Most offensive to me, an out-of-state student who works as a teaching assistant to avoid the pains of paying tuition, the editors defend permitting immigrants to pay in-state tuition rates, regardless of immigration status, defending this asinine position with the equally imbecilic contention that “there are strong arguments for … broadening access to higher education.” If we wish for a university education to retain any real value — that is, something more meaningful than the opportunity for a bigger paycheck —, then we need to be restricting access and cutting down admissions, not compelling the taxpayers of Maryland to subsidize the education of student who don’t legally belong here as it is.
Update One: Jim Antle has a solid piece on the immigration debate, and the disturbing tactics of the pro-amnesty/immigration crowd in the most recent issue of The American Conservative. (Subscription required.) A lovely excerpt:
Janet Murguia of the National Council of La Raza also desires a “middle ground” between the First Amendment and censoring commentators like CNN’s Lou Dobbs with whom she disagrees about immigration policy. “Everyone knows there is a line sometimes that can be crossed when it comes to free speech,” she told the New York Times last year. “And when free speech transforms into hate speech, we’ve got to draw that line.”
Apparently, suggesting that illegal immigrants should be deported to their home nations is now the equivalent of falsely shouting “Fire!” in a crowded theater.
Update Two: The basic point about immigration policy is this: Although we should be welcoming, we must be wary. The presence of foreign elements in our communities threatens the very nature of our communities as we need to perceive them: that is, as people who share roots in place and culture. It’s analgous to planting invasive species in an ecosystem where they do not belong. You might have the most beautiful flower to add to your garden, but not being part of the environment naturally, it disrupts the natural cycles of the place, perhaps poisoning an unwitting animal that happens to nibble, growing sufficiently large to prevent other plants from receiving enough sunlight, or requiring more nutrients than the soil can provide for it and the native plants. If and when outside elements can be integrated smoothly, organically, and over an appropriately long period of time into the community, all the better for the sustainability thereof. But “facilitating democratic participation,” which coerces integration in much the same way that busing did during the slow, agonizing end of segregation — which is to say in a manner wholly destructive of community in the name of a sense of equality that is risible —, is both unsustainable and a political anathema.

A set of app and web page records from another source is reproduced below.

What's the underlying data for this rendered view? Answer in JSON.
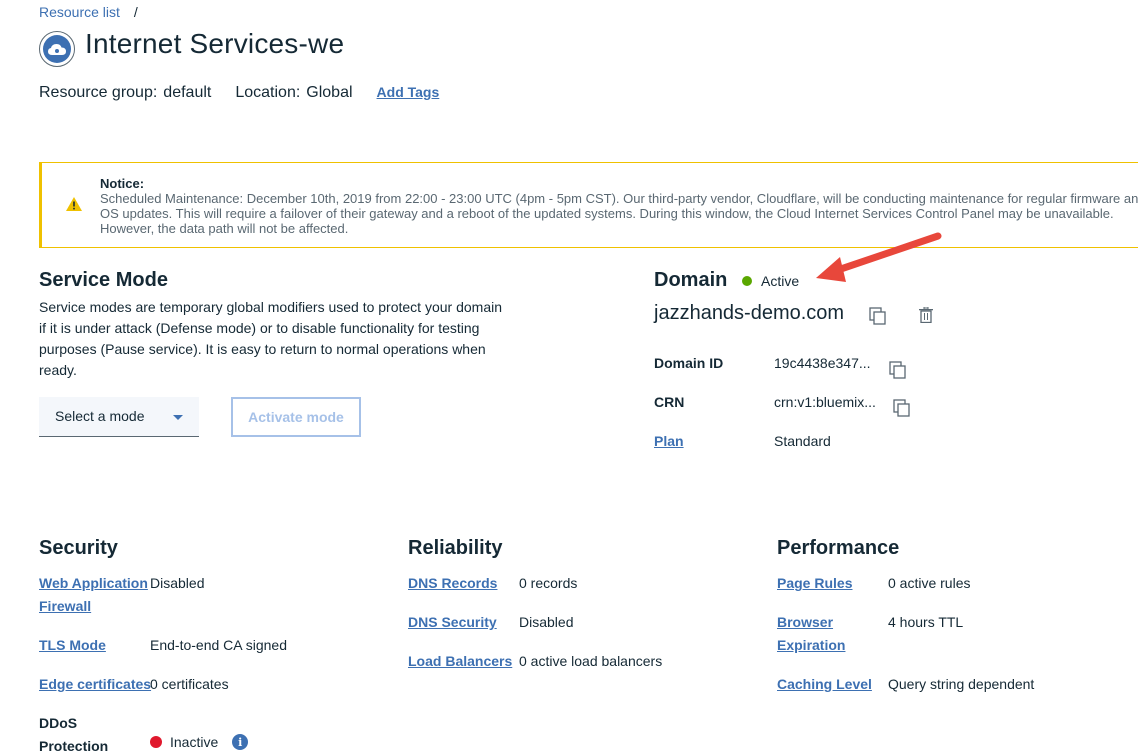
{
  "breadcrumb": {
    "root": "Resource list",
    "separator": "/"
  },
  "header": {
    "title": "Internet Services-we",
    "icon": "cloud-services-icon",
    "resource_group_label": "Resource group:",
    "resource_group_value": "default",
    "location_label": "Location:",
    "location_value": "Global",
    "add_tags": "Add Tags"
  },
  "notice": {
    "title": "Notice:",
    "body": "Scheduled Maintenance: December 10th, 2019 from 22:00 - 23:00 UTC (4pm - 5pm CST). Our third-party vendor, Cloudflare, will be conducting maintenance for regular firmware and OS updates. This will require a failover of their gateway and a reboot of the updated systems. During this window, the Cloud Internet Services Control Panel may be unavailable. However, the data path will not be affected.",
    "icon": "warning-icon",
    "color": "#efc100"
  },
  "service_mode": {
    "title": "Service Mode",
    "description": "Service modes are temporary global modifiers used to protect your domain if it is under attack (Defense mode) or to disable functionality for testing purposes (Pause service). It is easy to return to normal operations when ready.",
    "select_placeholder": "Select a mode",
    "activate_label": "Activate mode"
  },
  "domain": {
    "title": "Domain",
    "status": "Active",
    "status_color": "#5aa700",
    "name": "jazzhands-demo.com",
    "id_label": "Domain ID",
    "id_value": "19c4438e347...",
    "crn_label": "CRN",
    "crn_value": "crn:v1:bluemix...",
    "plan_label": "Plan",
    "plan_value": "Standard"
  },
  "security": {
    "title": "Security",
    "waf_label_1": "Web Application",
    "waf_label_2": "Firewall",
    "waf_value": "Disabled",
    "tls_label": "TLS Mode",
    "tls_value": "End-to-end CA signed",
    "edge_label": "Edge certificates",
    "edge_value": "0 certificates",
    "ddos_label_1": "DDoS",
    "ddos_label_2": "Protection",
    "ddos_value": "Inactive",
    "ddos_color": "#e0182d"
  },
  "reliability": {
    "title": "Reliability",
    "dns_records_label": "DNS Records",
    "dns_records_value": "0 records",
    "dns_security_label": "DNS Security",
    "dns_security_value": "Disabled",
    "lb_label": "Load Balancers",
    "lb_value": "0 active load balancers"
  },
  "performance": {
    "title": "Performance",
    "page_rules_label": "Page Rules",
    "page_rules_value": "0 active rules",
    "browser_label_1": "Browser",
    "browser_label_2": "Expiration",
    "browser_value": "4 hours TTL",
    "caching_label": "Caching Level",
    "caching_value": "Query string dependent"
  },
  "colors": {
    "link": "#3d70b2",
    "arrow": "#e8473b"
  }
}
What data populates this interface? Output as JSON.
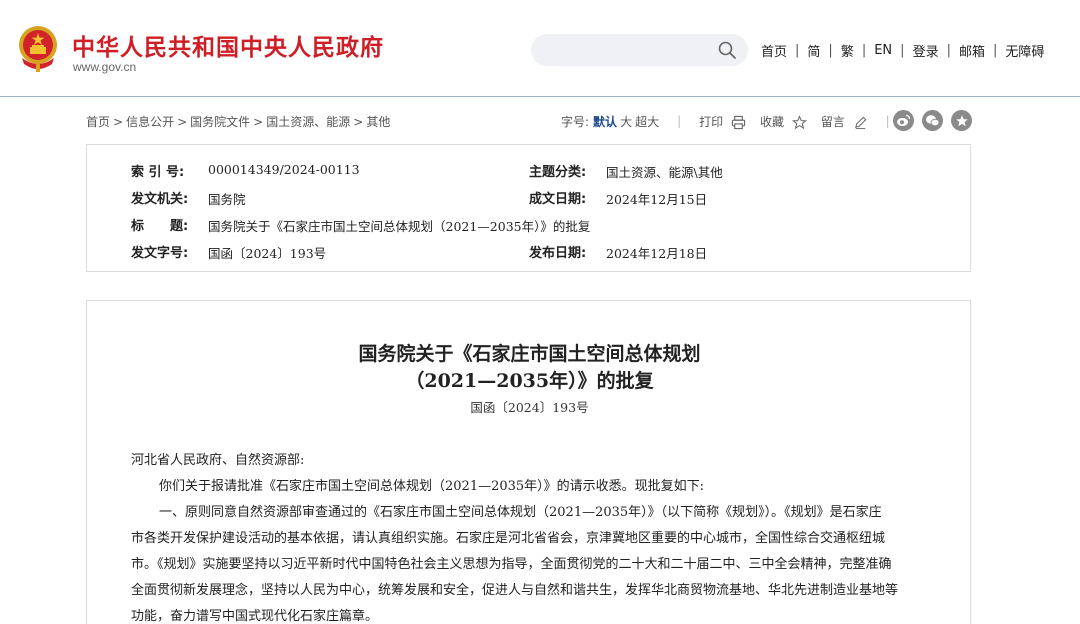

“America is a nations of immigrants” is little more than a deceitful canard when we start to talk about Hispanic immigrants, illegal or legal — or any non-Europeans. Why? No, dear offended, politically correct reader, not because Europeans are better, but because American culture(s) developed out of European cultures, whereas Hispanic culture, although in part rooted in Spanish culture, has followed an significantly different trajectory. Eastern Europeans were still from the Continent, and, strange as they may have been, still came from similar cultures, particularly in the age of the great empires. Comparing a Ruthenian from the Austro-Hungarian Empire to a Salvadorian just ignores all too much.